Through my years as a hospice volunteer I have learned the depth of what we do. One thing we don’t do is give the person on hospice a few as...

Someone Call the Police

women in crowd

Through my years as a hospice volunteer I have learned the depth of what we do. One thing we don’t do is give the person on hospice a few aspirin and tell them to get some rest. We comfort them at every level of their being: spiritual, emotional and physical. In addition, we comfort their family. Not only that, we maintain contact with the family for over a year after the passing. I truly marvel at the compassion of all of our staff.


Yet, those who have no experience with hospice continue believing the myth of how depressing it must be. Even now, I am asked how I could be involved with such a sad thing. My purpose in writing about hospice is to address all of the hospice myths head-on.

Besides thinking it is sad, one of the most frequent comments I hear from people is the myth that hospice kills people. Their reasoning being that when someone signs onto hospice they seem to die fairly quickly, often within hours. Sometimes the person passes while the family is signing their loved one onto care. Even in that scenario, the family is grateful for what we did for them in their moment of crisis. To be blunt, we don’t have time to do anything to a person in that short span.

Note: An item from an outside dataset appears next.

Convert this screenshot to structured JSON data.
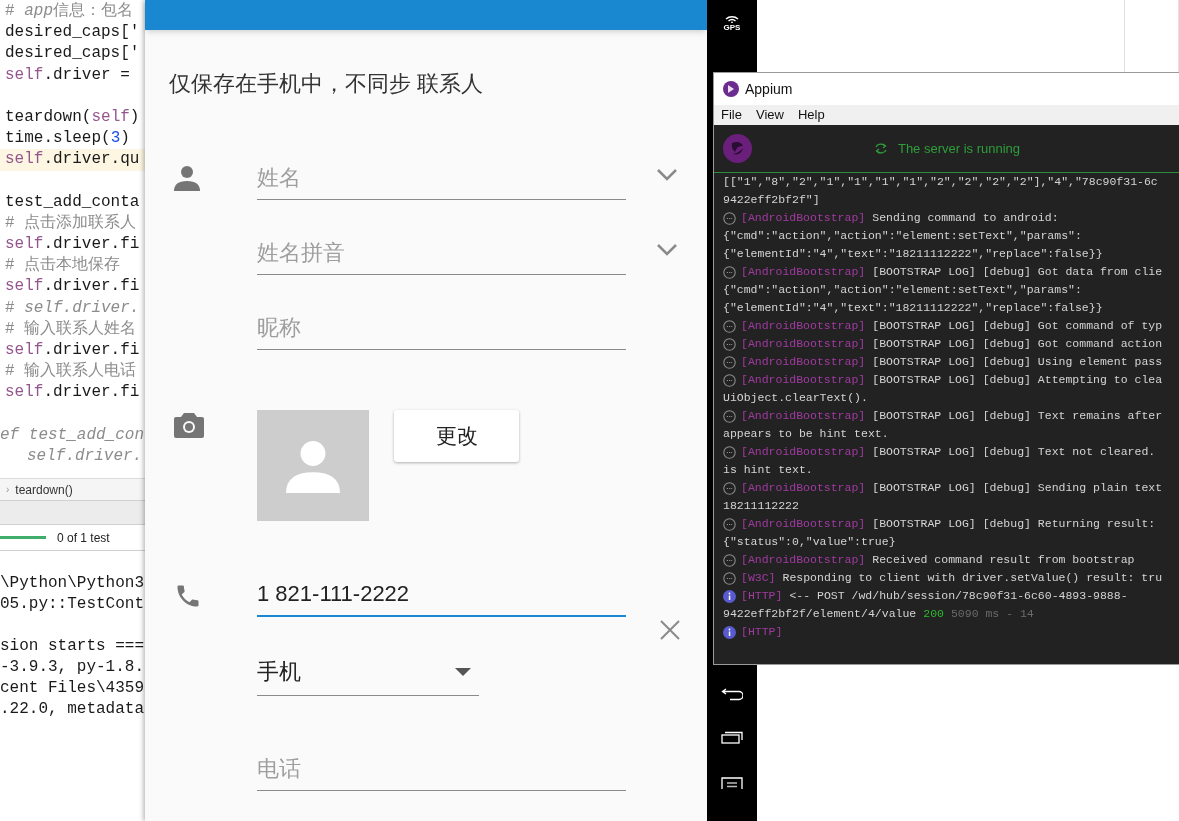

It is the disease that truly takes the life ie; “kills” the person, not hospice. There are three questions that I might ask you to consider when someone mentions they think we kill people. The first is how are we financially compensated if they pass so quickly? The second is why would we have so many people on staff? What in the world do all of them do? The third question is why hasn’t anyone called the police?

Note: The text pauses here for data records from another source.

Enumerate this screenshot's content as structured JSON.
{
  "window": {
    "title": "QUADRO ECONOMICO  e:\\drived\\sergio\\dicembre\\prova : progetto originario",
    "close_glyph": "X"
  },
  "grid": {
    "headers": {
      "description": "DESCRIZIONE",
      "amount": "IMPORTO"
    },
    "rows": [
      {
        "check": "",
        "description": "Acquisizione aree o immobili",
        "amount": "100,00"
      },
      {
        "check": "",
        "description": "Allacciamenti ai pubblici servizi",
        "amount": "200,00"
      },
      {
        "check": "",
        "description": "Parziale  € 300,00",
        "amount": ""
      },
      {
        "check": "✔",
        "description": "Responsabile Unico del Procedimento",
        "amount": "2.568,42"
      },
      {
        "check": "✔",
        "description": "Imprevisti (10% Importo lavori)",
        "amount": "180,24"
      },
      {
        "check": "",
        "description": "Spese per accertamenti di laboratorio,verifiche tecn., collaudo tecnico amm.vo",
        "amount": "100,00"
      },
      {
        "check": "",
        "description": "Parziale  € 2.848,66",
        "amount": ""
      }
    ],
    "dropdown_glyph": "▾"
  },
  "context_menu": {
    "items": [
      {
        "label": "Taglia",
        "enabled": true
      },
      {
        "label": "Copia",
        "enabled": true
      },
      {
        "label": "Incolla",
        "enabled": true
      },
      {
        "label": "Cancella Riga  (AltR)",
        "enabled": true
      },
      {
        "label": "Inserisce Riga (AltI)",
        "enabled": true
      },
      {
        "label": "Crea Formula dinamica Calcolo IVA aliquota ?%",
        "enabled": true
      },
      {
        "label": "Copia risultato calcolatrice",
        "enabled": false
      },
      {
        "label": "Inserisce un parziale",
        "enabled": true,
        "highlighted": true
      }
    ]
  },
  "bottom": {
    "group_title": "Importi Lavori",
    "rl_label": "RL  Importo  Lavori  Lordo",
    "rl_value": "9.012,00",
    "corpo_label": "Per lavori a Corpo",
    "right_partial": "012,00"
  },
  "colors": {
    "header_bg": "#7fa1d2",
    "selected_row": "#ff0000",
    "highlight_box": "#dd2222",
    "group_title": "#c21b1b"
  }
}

The hospice philosophy of care provides comfort in those moments of crisis at the end of life. It is helpful care guiding patients and families. If you call someone, make it a call to hospice and bust the myth.